== Records provided ==
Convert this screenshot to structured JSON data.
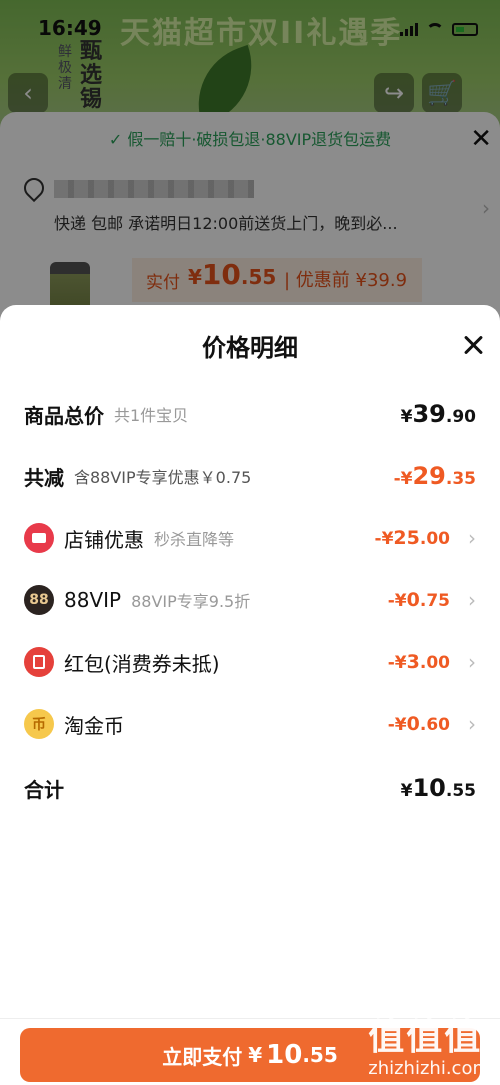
{
  "status": {
    "time": "16:49"
  },
  "background": {
    "banner_text": "天猫超市双II礼遇季",
    "side_text": "鲜极清",
    "brand_text": "甄选锡",
    "guarantee": "假一赔十·破损包退·88VIP退货包运费",
    "delivery": "快递 包邮 承诺明日12:00前送货上门，晚到必...",
    "pay_label": "实付",
    "pay_currency": "¥",
    "pay_int": "10",
    "pay_dec": ".55",
    "before_discount": "| 优惠前 ¥39.9"
  },
  "sheet": {
    "title": "价格明细",
    "rows": [
      {
        "label": "商品总价",
        "sub": "共1件宝贝",
        "cur": "¥",
        "int": "39",
        "dec": ".90"
      },
      {
        "label": "共减",
        "sub": "含88VIP专享优惠￥0.75",
        "cur": "-¥",
        "int": "29",
        "dec": ".35"
      },
      {
        "label": "店铺优惠",
        "sub": "秒杀直降等",
        "cur": "-¥",
        "int": "25",
        "dec": ".00"
      },
      {
        "label": "88VIP",
        "sub": "88VIP专享9.5折",
        "cur": "-¥",
        "int": "0",
        "dec": ".75",
        "icon_text": "88"
      },
      {
        "label": "红包(消费券未抵)",
        "sub": "",
        "cur": "-¥",
        "int": "3",
        "dec": ".00"
      },
      {
        "label": "淘金币",
        "sub": "",
        "cur": "-¥",
        "int": "0",
        "dec": ".60",
        "icon_text": "币"
      },
      {
        "label": "合计",
        "sub": "",
        "cur": "¥",
        "int": "10",
        "dec": ".55"
      }
    ]
  },
  "pay_button": {
    "label": "立即支付",
    "cur": "¥",
    "int": "10",
    "dec": ".55"
  },
  "watermark": {
    "logo": "值值值",
    "url": "zhizhizhi.com"
  },
  "colors": {
    "accent": "#ef6a2f",
    "discount": "#ef5a23",
    "guarantee": "#2aa05a"
  },
  "icons": [
    "back-icon",
    "share-icon",
    "cart-icon",
    "close-icon",
    "location-icon",
    "shop-coupon-icon",
    "vip-icon",
    "red-packet-icon",
    "gold-coin-icon",
    "chevron-right-icon"
  ]
}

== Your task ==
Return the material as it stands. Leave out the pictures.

== Answer for this exercise ==
Convert this screenshot to structured JSON data.
{
  "status": {
    "time": "16:49"
  },
  "background": {
    "banner_text": "天猫超市双II礼遇季",
    "side_text": "鲜极清",
    "brand_text": "甄选锡",
    "guarantee": "假一赔十·破损包退·88VIP退货包运费",
    "delivery": "快递 包邮 承诺明日12:00前送货上门，晚到必...",
    "pay_label": "实付",
    "pay_currency": "¥",
    "pay_int": "10",
    "pay_dec": ".55",
    "before_discount": "| 优惠前 ¥39.9"
  },
  "sheet": {
    "title": "价格明细",
    "rows": [
      {
        "label": "商品总价",
        "sub": "共1件宝贝",
        "cur": "¥",
        "int": "39",
        "dec": ".90"
      },
      {
        "label": "共减",
        "sub": "含88VIP专享优惠￥0.75",
        "cur": "-¥",
        "int": "29",
        "dec": ".35"
      },
      {
        "label": "店铺优惠",
        "sub": "秒杀直降等",
        "cur": "-¥",
        "int": "25",
        "dec": ".00"
      },
      {
        "label": "88VIP",
        "sub": "88VIP专享9.5折",
        "cur": "-¥",
        "int": "0",
        "dec": ".75",
        "icon_text": "88"
      },
      {
        "label": "红包(消费券未抵)",
        "sub": "",
        "cur": "-¥",
        "int": "3",
        "dec": ".00"
      },
      {
        "label": "淘金币",
        "sub": "",
        "cur": "-¥",
        "int": "0",
        "dec": ".60",
        "icon_text": "币"
      },
      {
        "label": "合计",
        "sub": "",
        "cur": "¥",
        "int": "10",
        "dec": ".55"
      }
    ]
  },
  "pay_button": {
    "label": "立即支付",
    "cur": "¥",
    "int": "10",
    "dec": ".55"
  },
  "watermark": {
    "logo": "值值值",
    "url": "zhizhizhi.com"
  },
  "colors": {
    "accent": "#ef6a2f",
    "discount": "#ef5a23",
    "guarantee": "#2aa05a"
  },
  "icons": [
    "back-icon",
    "share-icon",
    "cart-icon",
    "close-icon",
    "location-icon",
    "shop-coupon-icon",
    "vip-icon",
    "red-packet-icon",
    "gold-coin-icon",
    "chevron-right-icon"
  ]
}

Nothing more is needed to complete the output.